§ **WORK TO BE COMPLETED**:
Here the job is to print all of the entries below verbatim and leave out any picture.

§ **AVAILABLE DATA**:
##############################
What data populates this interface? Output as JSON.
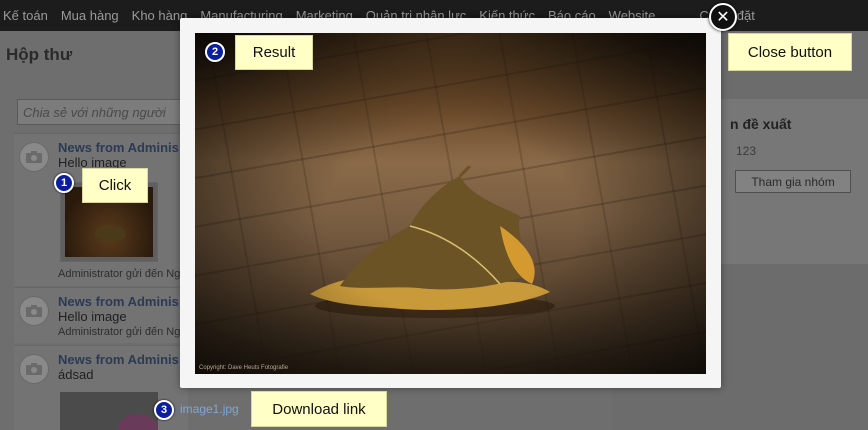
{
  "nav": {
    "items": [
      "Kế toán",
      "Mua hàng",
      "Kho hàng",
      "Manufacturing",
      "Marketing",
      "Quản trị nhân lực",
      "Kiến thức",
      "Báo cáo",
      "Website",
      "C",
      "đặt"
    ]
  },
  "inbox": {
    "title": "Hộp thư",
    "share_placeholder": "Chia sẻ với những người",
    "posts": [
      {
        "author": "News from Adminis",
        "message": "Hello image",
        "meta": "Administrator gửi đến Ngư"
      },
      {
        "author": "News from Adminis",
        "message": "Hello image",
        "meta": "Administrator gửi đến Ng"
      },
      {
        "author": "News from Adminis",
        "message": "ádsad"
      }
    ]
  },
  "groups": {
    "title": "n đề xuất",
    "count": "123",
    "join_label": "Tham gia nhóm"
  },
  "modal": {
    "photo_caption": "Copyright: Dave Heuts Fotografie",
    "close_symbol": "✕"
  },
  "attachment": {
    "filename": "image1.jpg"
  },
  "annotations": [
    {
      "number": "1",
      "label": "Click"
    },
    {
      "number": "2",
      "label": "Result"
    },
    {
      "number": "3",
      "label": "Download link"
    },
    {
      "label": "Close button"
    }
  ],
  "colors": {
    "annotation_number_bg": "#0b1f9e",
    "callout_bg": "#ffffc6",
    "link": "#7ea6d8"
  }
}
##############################
§ **TASK OUTPUT**:
What data populates this interface? Output as JSON.
{
  "nav": {
    "items": [
      "Kế toán",
      "Mua hàng",
      "Kho hàng",
      "Manufacturing",
      "Marketing",
      "Quản trị nhân lực",
      "Kiến thức",
      "Báo cáo",
      "Website",
      "C",
      "đặt"
    ]
  },
  "inbox": {
    "title": "Hộp thư",
    "share_placeholder": "Chia sẻ với những người",
    "posts": [
      {
        "author": "News from Adminis",
        "message": "Hello image",
        "meta": "Administrator gửi đến Ngư"
      },
      {
        "author": "News from Adminis",
        "message": "Hello image",
        "meta": "Administrator gửi đến Ng"
      },
      {
        "author": "News from Adminis",
        "message": "ádsad"
      }
    ]
  },
  "groups": {
    "title": "n đề xuất",
    "count": "123",
    "join_label": "Tham gia nhóm"
  },
  "modal": {
    "photo_caption": "Copyright: Dave Heuts Fotografie",
    "close_symbol": "✕"
  },
  "attachment": {
    "filename": "image1.jpg"
  },
  "annotations": [
    {
      "number": "1",
      "label": "Click"
    },
    {
      "number": "2",
      "label": "Result"
    },
    {
      "number": "3",
      "label": "Download link"
    },
    {
      "label": "Close button"
    }
  ],
  "colors": {
    "annotation_number_bg": "#0b1f9e",
    "callout_bg": "#ffffc6",
    "link": "#7ea6d8"
  }
}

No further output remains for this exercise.